→ **WORK ORDER**:
Exactly as written, please set down all of the entries again, with no pictures.

→ **MATERIAL SUPPLIED**:
■ ■ ■
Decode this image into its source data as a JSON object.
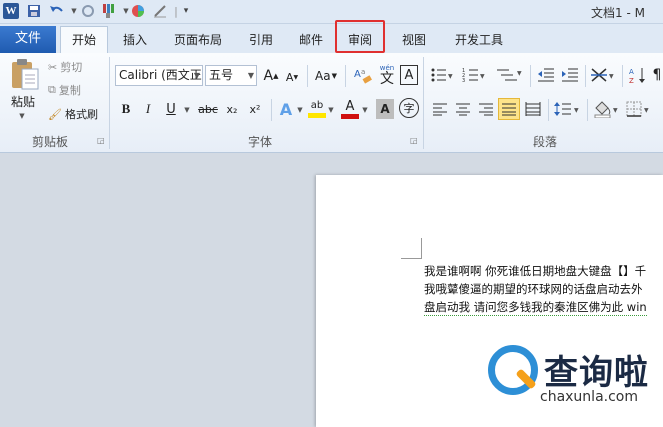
{
  "titlebar": {
    "app_icon": "W",
    "doc_title": "文档1 - M"
  },
  "tabs": {
    "file": "文件",
    "items": [
      "开始",
      "插入",
      "页面布局",
      "引用",
      "邮件",
      "审阅",
      "视图",
      "开发工具"
    ]
  },
  "clipboard": {
    "paste": "粘贴",
    "cut": "剪切",
    "copy": "复制",
    "format_painter": "格式刷",
    "group_label": "剪贴板"
  },
  "font": {
    "font_name": "Calibri (西文正",
    "font_size": "五号",
    "grow": "A",
    "shrink": "A",
    "change_case": "Aa",
    "phonetic": "wén",
    "char_border": "A",
    "bold": "B",
    "italic": "I",
    "underline": "U",
    "strike": "abc",
    "subscript": "x₂",
    "superscript": "x²",
    "text_effect": "A",
    "highlight": "ab",
    "font_color": "A",
    "char_shading": "A",
    "enclose": "字",
    "group_label": "字体"
  },
  "paragraph": {
    "group_label": "段落"
  },
  "document": {
    "lines": [
      "我是谁啊啊  你死谁低日期地盘大键盘【】千",
      "我哦鼙傻逼的期望的环球网的话盘启动去外",
      "盘启动我  请问您多钱我的秦淮区佛为此 win"
    ]
  },
  "watermark": {
    "cn": "查询啦",
    "en": "chaxunla.com"
  },
  "colors": {
    "file_tab": "#2b63b8",
    "highlight_box": "#e03030",
    "highlight_yellow": "#ffe600",
    "font_red": "#d01010"
  }
}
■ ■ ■
→ **ANSWER TO THE PROBLEM**:
Decode this image into its source data as a JSON object.
{
  "titlebar": {
    "app_icon": "W",
    "doc_title": "文档1 - M"
  },
  "tabs": {
    "file": "文件",
    "items": [
      "开始",
      "插入",
      "页面布局",
      "引用",
      "邮件",
      "审阅",
      "视图",
      "开发工具"
    ]
  },
  "clipboard": {
    "paste": "粘贴",
    "cut": "剪切",
    "copy": "复制",
    "format_painter": "格式刷",
    "group_label": "剪贴板"
  },
  "font": {
    "font_name": "Calibri (西文正",
    "font_size": "五号",
    "grow": "A",
    "shrink": "A",
    "change_case": "Aa",
    "phonetic": "wén",
    "char_border": "A",
    "bold": "B",
    "italic": "I",
    "underline": "U",
    "strike": "abc",
    "subscript": "x₂",
    "superscript": "x²",
    "text_effect": "A",
    "highlight": "ab",
    "font_color": "A",
    "char_shading": "A",
    "enclose": "字",
    "group_label": "字体"
  },
  "paragraph": {
    "group_label": "段落"
  },
  "document": {
    "lines": [
      "我是谁啊啊  你死谁低日期地盘大键盘【】千",
      "我哦鼙傻逼的期望的环球网的话盘启动去外",
      "盘启动我  请问您多钱我的秦淮区佛为此 win"
    ]
  },
  "watermark": {
    "cn": "查询啦",
    "en": "chaxunla.com"
  },
  "colors": {
    "file_tab": "#2b63b8",
    "highlight_box": "#e03030",
    "highlight_yellow": "#ffe600",
    "font_red": "#d01010"
  }
}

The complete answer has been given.